Zernike Institute for Advanced Materials Colloquium W. Heiss
|05 June 2008||FWN-Building 5111.0080, Nijenborgh 4, 9747 AG, Groningen|
|Speaker:||Prof. Dr. W. Heiss|
|Affiliation:||Johannes Kepler Univ. Linz, Austria|
|Title:||Colloidal nanocrystals for electronic applications|
|Date:||Thu Jun 5, 2008|
|Start:||16.00 (Doors open and coffee available at 15.30)|
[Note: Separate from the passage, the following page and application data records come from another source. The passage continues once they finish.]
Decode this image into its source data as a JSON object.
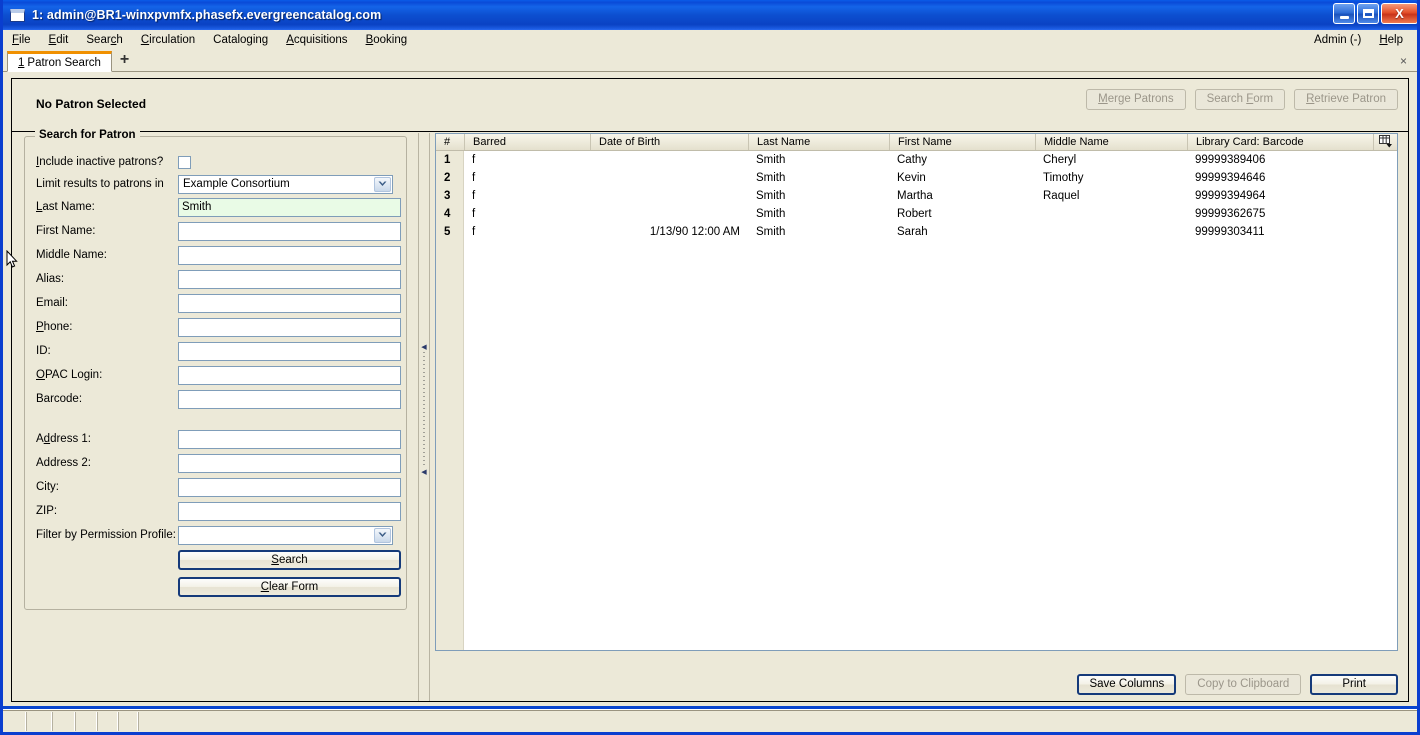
{
  "window": {
    "title": "1: admin@BR1-winxpvmfx.phasefx.evergreencatalog.com",
    "icon": "window-icon",
    "minimize_label": "Minimize",
    "maximize_label": "Maximize",
    "close_label": "X"
  },
  "menubar": {
    "items": [
      {
        "label": "File",
        "accel": "F"
      },
      {
        "label": "Edit",
        "accel": "E"
      },
      {
        "label": "Search",
        "accel": "c"
      },
      {
        "label": "Circulation",
        "accel": "C"
      },
      {
        "label": "Cataloging",
        "accel": "g"
      },
      {
        "label": "Acquisitions",
        "accel": "A"
      },
      {
        "label": "Booking",
        "accel": "B"
      }
    ],
    "right_items": [
      {
        "label": "Admin (-)"
      },
      {
        "label": "Help"
      }
    ]
  },
  "tabs": {
    "active": {
      "index": "1",
      "label": "Patron Search"
    },
    "add_label": "+",
    "close_label": "×"
  },
  "patron_header": {
    "title": "No Patron Selected",
    "buttons": [
      {
        "label": "Merge Patrons",
        "disabled": true
      },
      {
        "label": "Search Form",
        "disabled": true
      },
      {
        "label": "Retrieve Patron",
        "disabled": true
      }
    ]
  },
  "search_form": {
    "legend": "Search for Patron",
    "include_inactive": {
      "label": "Include inactive patrons?",
      "checked": false
    },
    "limit_results": {
      "label": "Limit results to patrons in",
      "value": "Example Consortium"
    },
    "fields": [
      {
        "label": "Last Name:",
        "value": "Smith",
        "focused": true
      },
      {
        "label": "First Name:",
        "value": "",
        "focused": false
      },
      {
        "label": "Middle Name:",
        "value": "",
        "focused": false
      },
      {
        "label": "Alias:",
        "value": "",
        "focused": false
      },
      {
        "label": "Email:",
        "value": "",
        "focused": false
      },
      {
        "label": "Phone:",
        "value": "",
        "focused": false
      },
      {
        "label": "ID:",
        "value": "",
        "focused": false
      },
      {
        "label": "OPAC Login:",
        "value": "",
        "focused": false
      },
      {
        "label": "Barcode:",
        "value": "",
        "focused": false
      }
    ],
    "address_fields": [
      {
        "label": "Address 1:",
        "value": ""
      },
      {
        "label": "Address 2:",
        "value": ""
      },
      {
        "label": "City:",
        "value": ""
      },
      {
        "label": "ZIP:",
        "value": ""
      }
    ],
    "permission_profile": {
      "label": "Filter by Permission Profile:",
      "value": ""
    },
    "search_button": "Search",
    "clear_button": "Clear Form"
  },
  "results": {
    "columns": [
      "#",
      "Barred",
      "Date of Birth",
      "Last Name",
      "First Name",
      "Middle Name",
      "Library Card: Barcode"
    ],
    "column_picker_icon": "column-picker-icon",
    "rows": [
      {
        "num": "1",
        "barred": "f",
        "dob": "",
        "last": "Smith",
        "first": "Cathy",
        "middle": "Cheryl",
        "card": "99999389406"
      },
      {
        "num": "2",
        "barred": "f",
        "dob": "",
        "last": "Smith",
        "first": "Kevin",
        "middle": "Timothy",
        "card": "99999394646"
      },
      {
        "num": "3",
        "barred": "f",
        "dob": "",
        "last": "Smith",
        "first": "Martha",
        "middle": "Raquel",
        "card": "99999394964"
      },
      {
        "num": "4",
        "barred": "f",
        "dob": "",
        "last": "Smith",
        "first": "Robert",
        "middle": "",
        "card": "99999362675"
      },
      {
        "num": "5",
        "barred": "f",
        "dob": "1/13/90 12:00 AM",
        "last": "Smith",
        "first": "Sarah",
        "middle": "",
        "card": "99999303411"
      }
    ],
    "footer_buttons": [
      {
        "label": "Save Columns",
        "disabled": false,
        "default": true
      },
      {
        "label": "Copy to Clipboard",
        "disabled": true,
        "default": false
      },
      {
        "label": "Print",
        "disabled": false,
        "default": true
      }
    ]
  },
  "statusbar": {
    "cells": [
      "",
      "",
      "",
      "",
      "",
      "",
      ""
    ]
  },
  "colors": {
    "chrome": "#ece9d8",
    "title_blue": "#0a4ad8",
    "tab_accent": "#f09000",
    "field_border": "#7f9db9",
    "focus_green": "#e9fbe6"
  }
}
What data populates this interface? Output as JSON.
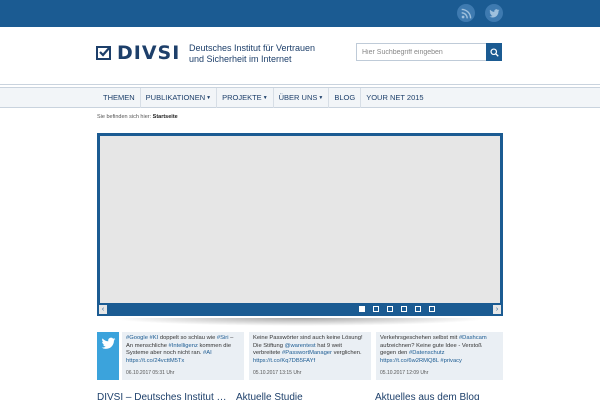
{
  "topbar": {
    "social": [
      "rss-icon",
      "twitter-icon"
    ],
    "color": "#1b5b92"
  },
  "header": {
    "logo_text": "DIVSI",
    "subtitle_line1": "Deutsches Institut für Vertrauen",
    "subtitle_line2": "und Sicherheit im Internet",
    "search_placeholder": "Hier Suchbegriff eingeben"
  },
  "nav": {
    "items": [
      {
        "label": "THEMEN",
        "dropdown": false
      },
      {
        "label": "PUBLIKATIONEN",
        "dropdown": true
      },
      {
        "label": "PROJEKTE",
        "dropdown": true
      },
      {
        "label": "ÜBER UNS",
        "dropdown": true
      },
      {
        "label": "BLOG",
        "dropdown": false
      },
      {
        "label": "YOUR NET 2015",
        "dropdown": false
      }
    ]
  },
  "breadcrumb": {
    "prefix": "Sie befinden sich hier:",
    "current": "Startseite"
  },
  "slider": {
    "prev_arrow": "‹",
    "next_arrow": "›",
    "slide_count": 6,
    "active_index": 0
  },
  "tweets": [
    {
      "segments": [
        {
          "text": "#Google",
          "tag": true
        },
        {
          "text": " ",
          "tag": false
        },
        {
          "text": "#KI",
          "tag": true
        },
        {
          "text": " doppelt so schlau wie ",
          "tag": false
        },
        {
          "text": "#Siri",
          "tag": true
        },
        {
          "text": " – An menschliche ",
          "tag": false
        },
        {
          "text": "#Intelligenz",
          "tag": true
        },
        {
          "text": " kommen die Systeme aber noch nicht ran. ",
          "tag": false
        },
        {
          "text": "#AI",
          "tag": true
        },
        {
          "text": " ",
          "tag": false
        },
        {
          "text": "https://t.co/24vcttM5Tx",
          "tag": true
        }
      ],
      "date": "06.10.2017 05:31 Uhr"
    },
    {
      "segments": [
        {
          "text": "Keine Passwörter sind auch keine Lösung! Die Stiftung ",
          "tag": false
        },
        {
          "text": "@warentest",
          "tag": true
        },
        {
          "text": " hat 9 weit verbreitete ",
          "tag": false
        },
        {
          "text": "#PasswortManager",
          "tag": true
        },
        {
          "text": " verglichen. ",
          "tag": false
        },
        {
          "text": "https://t.co/Kq7DB5FAYf",
          "tag": true
        }
      ],
      "date": "05.10.2017 13:15 Uhr"
    },
    {
      "segments": [
        {
          "text": "Verkehrsgeschehen selbst mit ",
          "tag": false
        },
        {
          "text": "#Dashcam",
          "tag": true
        },
        {
          "text": " aufzeichnen? Keine gute Idee - Verstoß gegen den ",
          "tag": false
        },
        {
          "text": "#Datenschutz",
          "tag": true
        },
        {
          "text": " ",
          "tag": false
        },
        {
          "text": "https://t.co/6w2RMQ8L",
          "tag": true
        },
        {
          "text": " ",
          "tag": false
        },
        {
          "text": "#privacy",
          "tag": true
        }
      ],
      "date": "05.10.2017 12:09 Uhr"
    }
  ],
  "bottom": {
    "heading1": "DIVSI – Deutsches Institut …",
    "heading2": "Aktuelle Studie",
    "heading3": "Aktuelles aus dem Blog"
  }
}
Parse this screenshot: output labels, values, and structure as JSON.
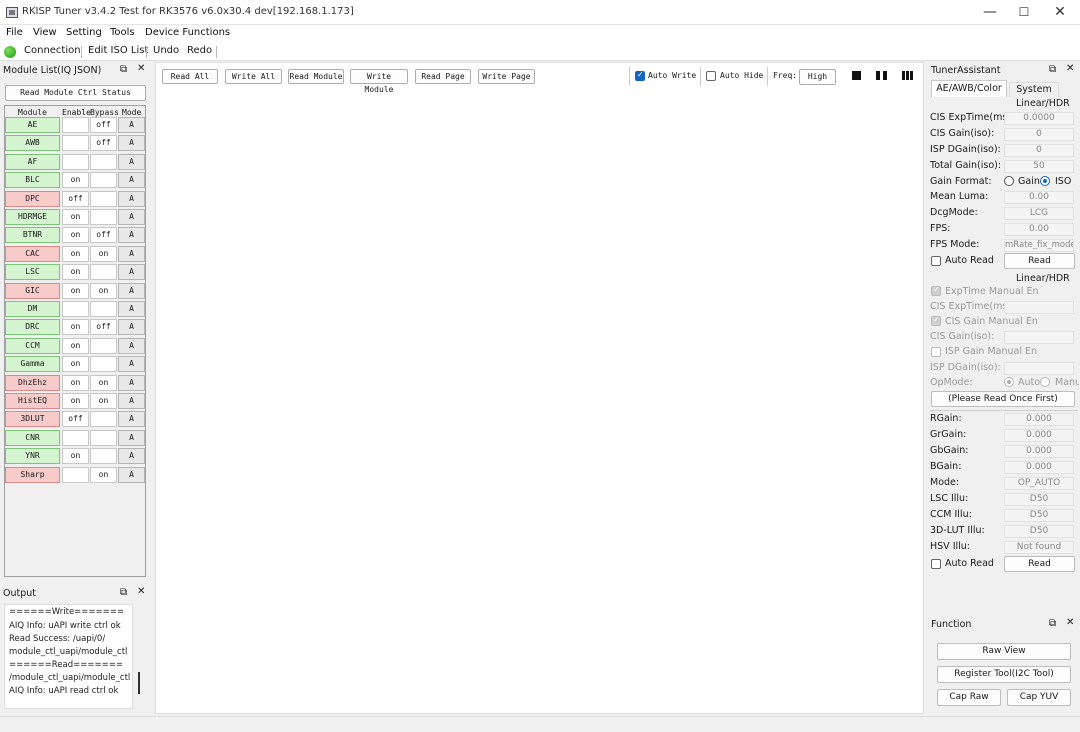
{
  "window": {
    "title": "RKISP Tuner v3.4.2 Test for RK3576 v6.0x30.4 dev[192.168.1.173]",
    "minimize": "—",
    "maximize": "☐",
    "close": "✕"
  },
  "menu": [
    "File",
    "View",
    "Setting",
    "Tools",
    "Device Functions"
  ],
  "toolbar": {
    "connection": "Connection",
    "edit_iso": "Edit ISO List",
    "undo": "Undo",
    "redo": "Redo"
  },
  "module_list": {
    "title": "Module List(IQ JSON)",
    "read_status": "Read Module Ctrl Status",
    "headers": [
      "Module",
      "Enable",
      "Bypass",
      "Mode"
    ],
    "rows": [
      {
        "name": "AE",
        "enable": "",
        "bypass": "off",
        "mode": "A",
        "status": "green"
      },
      {
        "name": "AWB",
        "enable": "",
        "bypass": "off",
        "mode": "A",
        "status": "green"
      },
      {
        "name": "AF",
        "enable": "",
        "bypass": "",
        "mode": "A",
        "status": "green"
      },
      {
        "name": "BLC",
        "enable": "on",
        "bypass": "",
        "mode": "A",
        "status": "green"
      },
      {
        "name": "DPC",
        "enable": "off",
        "bypass": "",
        "mode": "A",
        "status": "red"
      },
      {
        "name": "HDRMGE",
        "enable": "on",
        "bypass": "",
        "mode": "A",
        "status": "green"
      },
      {
        "name": "BTNR",
        "enable": "on",
        "bypass": "off",
        "mode": "A",
        "status": "green"
      },
      {
        "name": "CAC",
        "enable": "on",
        "bypass": "on",
        "mode": "A",
        "status": "red"
      },
      {
        "name": "LSC",
        "enable": "on",
        "bypass": "",
        "mode": "A",
        "status": "green"
      },
      {
        "name": "GIC",
        "enable": "on",
        "bypass": "on",
        "mode": "A",
        "status": "red"
      },
      {
        "name": "DM",
        "enable": "",
        "bypass": "",
        "mode": "A",
        "status": "green"
      },
      {
        "name": "DRC",
        "enable": "on",
        "bypass": "off",
        "mode": "A",
        "status": "green"
      },
      {
        "name": "CCM",
        "enable": "on",
        "bypass": "",
        "mode": "A",
        "status": "green"
      },
      {
        "name": "Gamma",
        "enable": "on",
        "bypass": "",
        "mode": "A",
        "status": "green"
      },
      {
        "name": "DhzEhz",
        "enable": "on",
        "bypass": "on",
        "mode": "A",
        "status": "red"
      },
      {
        "name": "HistEQ",
        "enable": "on",
        "bypass": "on",
        "mode": "A",
        "status": "red"
      },
      {
        "name": "3DLUT",
        "enable": "off",
        "bypass": "",
        "mode": "A",
        "status": "red"
      },
      {
        "name": "CNR",
        "enable": "",
        "bypass": "",
        "mode": "A",
        "status": "green"
      },
      {
        "name": "YNR",
        "enable": "on",
        "bypass": "",
        "mode": "A",
        "status": "green"
      },
      {
        "name": "Sharp",
        "enable": "",
        "bypass": "on",
        "mode": "A",
        "status": "red"
      }
    ]
  },
  "output": {
    "title": "Output",
    "lines": [
      "======Write=======",
      "AIQ Info: uAPI write ctrl ok",
      "Read Success: /uapi/0/",
      "module_ctl_uapi/module_ctl",
      "======Read=======",
      "/module_ctl_uapi/module_ctl",
      "AIQ Info: uAPI read ctrl ok"
    ]
  },
  "center": {
    "read_all": "Read All",
    "write_all": "Write All",
    "read_module": "Read Module",
    "write_module": "Write Module",
    "read_page": "Read Page",
    "write_page": "Write Page",
    "auto_write": "Auto Write",
    "auto_hide": "Auto Hide",
    "freq_label": "Freq:",
    "freq_value": "High"
  },
  "tuner": {
    "title": "TunerAssistant",
    "tabs": [
      "AE/AWB/Color",
      "System"
    ],
    "section1": "Linear/HDR",
    "fields1": [
      {
        "label": "CIS ExpTime(ms):",
        "value": "0.0000"
      },
      {
        "label": "CIS Gain(iso):",
        "value": "0"
      },
      {
        "label": "ISP DGain(iso):",
        "value": "0"
      },
      {
        "label": "Total Gain(iso):",
        "value": "50"
      }
    ],
    "gain_format": "Gain Format:",
    "gain": "Gain",
    "iso": "ISO",
    "fields2": [
      {
        "label": "Mean Luma:",
        "value": "0.00"
      },
      {
        "label": "DcgMode:",
        "value": "LCG"
      },
      {
        "label": "FPS:",
        "value": "0.00"
      }
    ],
    "fps_mode": "FPS Mode:",
    "fps_mode_value": "mRate_fix_mode",
    "auto_read": "Auto Read",
    "read": "Read",
    "section2": "Linear/HDR",
    "exp_manual": "ExpTime Manual En",
    "cis_exp": "CIS ExpTime(ms):",
    "gain_manual": "CIS Gain Manual En",
    "cis_gain": "CIS Gain(iso):",
    "isp_manual": "ISP Gain Manual En",
    "isp_dgain": "ISP DGain(iso):",
    "opmode": "OpMode:",
    "auto": "Auto",
    "manu": "Manu",
    "please_read": "(Please Read Once First)",
    "fields3": [
      {
        "label": "RGain:",
        "value": "0.000"
      },
      {
        "label": "GrGain:",
        "value": "0.000"
      },
      {
        "label": "GbGain:",
        "value": "0.000"
      },
      {
        "label": "BGain:",
        "value": "0.000"
      },
      {
        "label": "Mode:",
        "value": "OP_AUTO"
      },
      {
        "label": "LSC Illu:",
        "value": "D50"
      },
      {
        "label": "CCM Illu:",
        "value": "D50"
      },
      {
        "label": "3D-LUT Illu:",
        "value": "D50"
      },
      {
        "label": "HSV Illu:",
        "value": "Not found"
      }
    ],
    "auto_read2": "Auto Read",
    "read2": "Read"
  },
  "function": {
    "title": "Function",
    "raw_view": "Raw View",
    "register_tool": "Register Tool(I2C Tool)",
    "cap_raw": "Cap Raw",
    "cap_yuv": "Cap YUV"
  }
}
Colloidal nanocrystals are attracting significant interest in bio and medical sciences due to their size tunable physical properties and their high flexibility for surface functionalisation. There are, however, also examples for the application of nanocrystalline materials as the active component in opto-electronic devices, which exhibit a superior performance as compared to their counterparts based on classical inorganic heterostructures. Whereas the vast majority of research on colloidal nanocrystals is devoted to materials operating in the visible spectral region, our workgroup focuses on nanocrystals for applications in the infrared. Therefore, we have developed the synthesis of various nanocrystals from narrow-gap materials, such as HgTe, PbSe or SnTe. These materials have been used, e. g., fort he demonstration of photoconductive detectors, simply fabricated by ink-jet printing, exhibiting cut-off wavelength up to 3 m m. Furthermore, we have used the colloidal nanocrystals also to sensitize polymer based photodiodes fort he infrared.
Beside the infrared active nanocrystals our group has also developed metal-ferrite nanocrystals with well controlled sizes and shapes. These nanocrystals have an antiferromagnetic core and a ferrimagnetic shell, which is interacting with the core via exchange interactions at the interfaces. These interactions result in profound changes of the hysteresis loops, exhibiting vertical shifts or exchange bias effects. These nanocrystals are not only of interest for applications in magneto-electronic devices, but they exhibit also an enormous tendency for self assembly into ordered superstructures.
|Last modified:||22 October 2012 2.30 p.m.|